Start of Block

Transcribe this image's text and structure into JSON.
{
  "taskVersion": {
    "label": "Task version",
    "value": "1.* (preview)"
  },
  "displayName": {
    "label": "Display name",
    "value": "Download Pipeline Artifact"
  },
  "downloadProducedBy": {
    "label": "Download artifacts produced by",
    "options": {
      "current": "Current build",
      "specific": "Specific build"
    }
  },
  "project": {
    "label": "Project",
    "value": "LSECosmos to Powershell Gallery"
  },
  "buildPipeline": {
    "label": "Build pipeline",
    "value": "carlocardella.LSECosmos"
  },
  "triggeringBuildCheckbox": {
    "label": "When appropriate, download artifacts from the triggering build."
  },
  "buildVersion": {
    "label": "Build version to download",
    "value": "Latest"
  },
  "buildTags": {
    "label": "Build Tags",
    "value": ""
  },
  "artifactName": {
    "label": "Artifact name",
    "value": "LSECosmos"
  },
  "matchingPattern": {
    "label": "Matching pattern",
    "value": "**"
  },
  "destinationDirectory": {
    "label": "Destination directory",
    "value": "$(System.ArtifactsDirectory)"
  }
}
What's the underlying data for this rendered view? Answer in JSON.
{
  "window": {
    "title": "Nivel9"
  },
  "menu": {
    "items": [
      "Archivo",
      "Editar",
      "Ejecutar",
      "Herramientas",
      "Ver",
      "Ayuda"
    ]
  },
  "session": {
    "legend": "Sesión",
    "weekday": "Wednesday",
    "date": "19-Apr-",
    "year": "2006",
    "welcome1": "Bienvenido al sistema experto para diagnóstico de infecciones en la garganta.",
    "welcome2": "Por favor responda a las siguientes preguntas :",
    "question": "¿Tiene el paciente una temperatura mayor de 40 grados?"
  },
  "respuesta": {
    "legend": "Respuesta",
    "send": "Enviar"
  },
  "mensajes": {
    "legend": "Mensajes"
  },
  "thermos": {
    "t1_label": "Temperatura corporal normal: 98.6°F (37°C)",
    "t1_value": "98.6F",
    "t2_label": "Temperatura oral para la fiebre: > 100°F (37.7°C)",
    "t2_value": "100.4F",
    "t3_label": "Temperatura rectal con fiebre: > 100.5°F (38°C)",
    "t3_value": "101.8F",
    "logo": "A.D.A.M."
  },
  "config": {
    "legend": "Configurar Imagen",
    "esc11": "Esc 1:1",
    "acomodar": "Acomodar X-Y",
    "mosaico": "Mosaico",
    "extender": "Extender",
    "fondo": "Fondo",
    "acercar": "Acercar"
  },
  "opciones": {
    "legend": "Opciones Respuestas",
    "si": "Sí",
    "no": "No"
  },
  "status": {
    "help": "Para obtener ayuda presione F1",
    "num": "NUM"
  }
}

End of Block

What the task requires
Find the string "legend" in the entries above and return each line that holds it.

Solution below
    "legend": "Sesión",
    "legend": "Respuesta",
    "legend": "Mensajes"
    "legend": "Configurar Imagen",
    "legend": "Opciones Respuestas",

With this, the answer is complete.